*** PROVIDED INFORMATION ***

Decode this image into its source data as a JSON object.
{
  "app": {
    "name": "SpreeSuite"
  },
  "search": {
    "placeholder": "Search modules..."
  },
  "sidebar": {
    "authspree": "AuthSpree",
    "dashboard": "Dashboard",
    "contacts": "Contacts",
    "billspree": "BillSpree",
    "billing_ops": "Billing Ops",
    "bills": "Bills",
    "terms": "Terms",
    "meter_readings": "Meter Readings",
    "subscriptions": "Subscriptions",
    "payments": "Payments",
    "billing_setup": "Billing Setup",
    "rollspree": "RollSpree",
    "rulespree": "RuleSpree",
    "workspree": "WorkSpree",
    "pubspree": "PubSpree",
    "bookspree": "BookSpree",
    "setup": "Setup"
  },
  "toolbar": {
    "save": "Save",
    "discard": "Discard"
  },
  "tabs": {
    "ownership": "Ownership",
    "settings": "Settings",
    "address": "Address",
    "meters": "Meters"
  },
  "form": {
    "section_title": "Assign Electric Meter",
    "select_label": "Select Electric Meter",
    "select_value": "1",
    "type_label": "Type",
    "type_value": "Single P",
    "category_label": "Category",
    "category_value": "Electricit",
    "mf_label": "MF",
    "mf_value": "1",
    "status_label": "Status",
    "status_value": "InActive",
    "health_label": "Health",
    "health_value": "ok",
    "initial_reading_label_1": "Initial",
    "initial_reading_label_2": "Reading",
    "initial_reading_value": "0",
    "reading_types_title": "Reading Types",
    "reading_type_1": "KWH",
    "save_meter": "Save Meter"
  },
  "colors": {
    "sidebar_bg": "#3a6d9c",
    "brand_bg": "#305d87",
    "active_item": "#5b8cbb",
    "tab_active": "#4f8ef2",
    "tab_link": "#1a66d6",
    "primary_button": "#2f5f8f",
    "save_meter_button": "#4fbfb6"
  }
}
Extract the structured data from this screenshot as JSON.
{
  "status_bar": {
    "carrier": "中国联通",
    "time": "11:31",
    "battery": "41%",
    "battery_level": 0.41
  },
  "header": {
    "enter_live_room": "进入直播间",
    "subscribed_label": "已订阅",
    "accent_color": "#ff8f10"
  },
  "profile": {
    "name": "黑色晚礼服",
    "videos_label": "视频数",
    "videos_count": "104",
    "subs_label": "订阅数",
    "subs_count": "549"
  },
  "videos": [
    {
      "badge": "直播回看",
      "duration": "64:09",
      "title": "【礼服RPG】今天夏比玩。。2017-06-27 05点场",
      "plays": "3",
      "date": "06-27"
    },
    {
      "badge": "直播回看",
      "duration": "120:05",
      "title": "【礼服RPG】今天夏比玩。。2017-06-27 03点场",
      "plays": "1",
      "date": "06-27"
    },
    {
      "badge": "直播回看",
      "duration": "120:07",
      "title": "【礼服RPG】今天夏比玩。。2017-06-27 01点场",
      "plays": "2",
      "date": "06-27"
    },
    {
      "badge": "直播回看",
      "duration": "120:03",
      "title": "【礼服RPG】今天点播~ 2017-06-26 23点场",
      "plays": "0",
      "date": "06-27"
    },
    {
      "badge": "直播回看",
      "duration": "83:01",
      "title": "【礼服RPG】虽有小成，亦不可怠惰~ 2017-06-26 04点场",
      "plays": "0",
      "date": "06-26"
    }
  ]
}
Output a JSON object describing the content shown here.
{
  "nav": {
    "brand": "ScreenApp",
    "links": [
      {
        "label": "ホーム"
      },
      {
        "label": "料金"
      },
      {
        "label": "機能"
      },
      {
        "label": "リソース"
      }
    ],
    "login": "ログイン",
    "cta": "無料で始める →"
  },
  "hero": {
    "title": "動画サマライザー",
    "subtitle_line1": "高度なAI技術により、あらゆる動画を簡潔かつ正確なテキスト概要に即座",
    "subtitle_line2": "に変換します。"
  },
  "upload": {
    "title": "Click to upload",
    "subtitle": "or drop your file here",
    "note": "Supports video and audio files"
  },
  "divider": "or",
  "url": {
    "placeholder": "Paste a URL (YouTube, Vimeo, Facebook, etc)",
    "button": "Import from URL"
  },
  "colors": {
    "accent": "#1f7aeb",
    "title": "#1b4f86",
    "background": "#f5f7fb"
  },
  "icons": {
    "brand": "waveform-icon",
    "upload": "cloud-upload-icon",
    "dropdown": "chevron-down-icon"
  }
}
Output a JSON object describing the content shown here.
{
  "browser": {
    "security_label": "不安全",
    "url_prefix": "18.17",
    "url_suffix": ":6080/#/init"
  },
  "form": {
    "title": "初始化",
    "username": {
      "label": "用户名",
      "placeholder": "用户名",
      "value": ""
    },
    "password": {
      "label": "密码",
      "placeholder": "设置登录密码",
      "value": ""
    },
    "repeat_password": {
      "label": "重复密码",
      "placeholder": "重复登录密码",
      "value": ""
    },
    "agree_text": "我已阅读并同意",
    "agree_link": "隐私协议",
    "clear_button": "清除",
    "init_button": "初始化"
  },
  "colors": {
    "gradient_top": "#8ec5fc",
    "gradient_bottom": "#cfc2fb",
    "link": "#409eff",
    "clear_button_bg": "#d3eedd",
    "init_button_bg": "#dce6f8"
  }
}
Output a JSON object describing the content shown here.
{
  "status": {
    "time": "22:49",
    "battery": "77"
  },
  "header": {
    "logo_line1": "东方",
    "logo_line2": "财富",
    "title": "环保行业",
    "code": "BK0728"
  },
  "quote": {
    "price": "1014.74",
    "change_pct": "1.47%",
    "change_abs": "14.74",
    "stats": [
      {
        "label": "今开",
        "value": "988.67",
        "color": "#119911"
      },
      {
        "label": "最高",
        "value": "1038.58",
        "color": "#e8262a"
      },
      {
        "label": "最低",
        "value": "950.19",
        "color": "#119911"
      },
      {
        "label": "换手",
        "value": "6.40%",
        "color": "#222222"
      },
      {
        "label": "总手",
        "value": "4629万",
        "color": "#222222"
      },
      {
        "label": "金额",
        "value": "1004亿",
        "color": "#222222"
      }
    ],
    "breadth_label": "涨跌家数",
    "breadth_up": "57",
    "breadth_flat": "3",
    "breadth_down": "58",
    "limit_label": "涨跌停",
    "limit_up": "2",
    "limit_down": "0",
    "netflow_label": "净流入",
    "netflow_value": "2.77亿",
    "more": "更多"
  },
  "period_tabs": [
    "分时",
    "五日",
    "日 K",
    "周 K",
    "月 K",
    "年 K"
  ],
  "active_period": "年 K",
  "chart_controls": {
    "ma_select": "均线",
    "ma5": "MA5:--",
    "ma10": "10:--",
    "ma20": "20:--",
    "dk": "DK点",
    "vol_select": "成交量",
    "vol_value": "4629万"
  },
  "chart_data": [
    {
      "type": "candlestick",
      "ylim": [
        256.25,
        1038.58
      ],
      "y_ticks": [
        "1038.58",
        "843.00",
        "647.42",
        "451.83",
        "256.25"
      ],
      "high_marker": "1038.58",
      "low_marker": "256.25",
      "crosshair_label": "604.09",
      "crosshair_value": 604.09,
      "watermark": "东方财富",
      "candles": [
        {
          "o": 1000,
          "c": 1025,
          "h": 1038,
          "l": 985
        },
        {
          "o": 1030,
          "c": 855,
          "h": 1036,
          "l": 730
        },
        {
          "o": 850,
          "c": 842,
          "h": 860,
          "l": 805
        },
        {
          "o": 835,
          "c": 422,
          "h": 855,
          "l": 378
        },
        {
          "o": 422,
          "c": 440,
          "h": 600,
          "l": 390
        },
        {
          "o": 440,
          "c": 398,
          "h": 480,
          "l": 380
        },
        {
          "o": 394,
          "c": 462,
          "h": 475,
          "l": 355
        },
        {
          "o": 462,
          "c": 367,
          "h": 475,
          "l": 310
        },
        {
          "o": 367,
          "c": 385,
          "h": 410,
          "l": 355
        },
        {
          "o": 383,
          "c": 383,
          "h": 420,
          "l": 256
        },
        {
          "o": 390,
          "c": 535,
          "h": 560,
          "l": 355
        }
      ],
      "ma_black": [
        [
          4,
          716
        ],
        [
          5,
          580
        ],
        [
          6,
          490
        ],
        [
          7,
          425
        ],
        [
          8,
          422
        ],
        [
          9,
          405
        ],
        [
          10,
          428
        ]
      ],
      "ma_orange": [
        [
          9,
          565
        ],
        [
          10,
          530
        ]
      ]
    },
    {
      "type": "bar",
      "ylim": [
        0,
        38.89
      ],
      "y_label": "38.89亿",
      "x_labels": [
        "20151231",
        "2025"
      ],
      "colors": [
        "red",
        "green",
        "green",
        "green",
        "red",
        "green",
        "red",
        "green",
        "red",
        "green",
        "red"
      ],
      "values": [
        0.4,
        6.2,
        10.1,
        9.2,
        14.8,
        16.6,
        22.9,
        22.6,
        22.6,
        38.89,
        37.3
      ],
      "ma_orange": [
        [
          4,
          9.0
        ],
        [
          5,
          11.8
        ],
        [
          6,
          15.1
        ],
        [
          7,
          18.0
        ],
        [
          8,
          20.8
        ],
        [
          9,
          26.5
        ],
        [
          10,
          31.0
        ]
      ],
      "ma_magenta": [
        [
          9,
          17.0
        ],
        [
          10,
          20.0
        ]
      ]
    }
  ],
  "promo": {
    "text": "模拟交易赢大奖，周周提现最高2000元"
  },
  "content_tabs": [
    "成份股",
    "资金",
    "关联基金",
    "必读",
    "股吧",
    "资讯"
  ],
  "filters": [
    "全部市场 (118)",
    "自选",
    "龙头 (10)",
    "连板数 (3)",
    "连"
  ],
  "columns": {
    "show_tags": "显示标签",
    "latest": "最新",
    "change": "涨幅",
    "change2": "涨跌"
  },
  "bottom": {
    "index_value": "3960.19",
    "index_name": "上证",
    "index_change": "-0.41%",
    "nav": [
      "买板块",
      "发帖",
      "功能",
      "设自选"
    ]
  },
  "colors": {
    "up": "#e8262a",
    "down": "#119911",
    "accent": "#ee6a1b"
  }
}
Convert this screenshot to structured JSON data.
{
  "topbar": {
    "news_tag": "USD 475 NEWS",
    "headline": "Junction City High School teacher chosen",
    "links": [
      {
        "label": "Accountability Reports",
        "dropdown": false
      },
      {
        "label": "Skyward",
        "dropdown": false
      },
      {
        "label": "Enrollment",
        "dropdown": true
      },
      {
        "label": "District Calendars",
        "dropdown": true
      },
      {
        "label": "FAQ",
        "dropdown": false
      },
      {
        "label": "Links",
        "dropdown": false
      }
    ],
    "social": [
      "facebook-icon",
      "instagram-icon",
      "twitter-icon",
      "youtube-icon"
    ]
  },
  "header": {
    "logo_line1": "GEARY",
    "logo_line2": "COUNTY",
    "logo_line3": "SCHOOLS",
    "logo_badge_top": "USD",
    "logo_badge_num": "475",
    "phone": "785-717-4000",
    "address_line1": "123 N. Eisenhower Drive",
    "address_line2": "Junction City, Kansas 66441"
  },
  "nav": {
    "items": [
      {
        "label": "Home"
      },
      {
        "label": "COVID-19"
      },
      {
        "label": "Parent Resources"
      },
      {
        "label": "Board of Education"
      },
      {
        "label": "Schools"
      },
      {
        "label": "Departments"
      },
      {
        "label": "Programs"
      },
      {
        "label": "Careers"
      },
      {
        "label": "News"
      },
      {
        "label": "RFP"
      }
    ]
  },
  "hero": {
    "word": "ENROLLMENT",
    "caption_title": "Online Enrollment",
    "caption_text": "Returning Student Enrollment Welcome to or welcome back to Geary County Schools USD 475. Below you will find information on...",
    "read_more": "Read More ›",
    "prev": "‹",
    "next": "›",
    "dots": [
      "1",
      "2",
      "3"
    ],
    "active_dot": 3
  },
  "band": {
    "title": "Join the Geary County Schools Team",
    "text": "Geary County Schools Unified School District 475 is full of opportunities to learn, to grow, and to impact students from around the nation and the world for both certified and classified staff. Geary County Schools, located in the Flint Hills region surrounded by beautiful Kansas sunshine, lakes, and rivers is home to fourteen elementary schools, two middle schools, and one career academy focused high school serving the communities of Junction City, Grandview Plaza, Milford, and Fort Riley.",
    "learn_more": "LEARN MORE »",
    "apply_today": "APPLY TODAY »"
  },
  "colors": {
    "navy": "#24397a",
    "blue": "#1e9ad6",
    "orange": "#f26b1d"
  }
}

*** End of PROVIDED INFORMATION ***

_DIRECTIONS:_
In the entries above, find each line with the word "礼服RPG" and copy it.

_ANSWER FOR THE TASK:_
      "title": "【礼服RPG】今天夏比玩。。2017-06-27 05点场",
      "title": "【礼服RPG】今天夏比玩。。2017-06-27 03点场",
      "title": "【礼服RPG】今天夏比玩。。2017-06-27 01点场",
      "title": "【礼服RPG】今天点播~ 2017-06-26 23点场",
      "title": "【礼服RPG】虽有小成，亦不可怠惰~ 2017-06-26 04点场",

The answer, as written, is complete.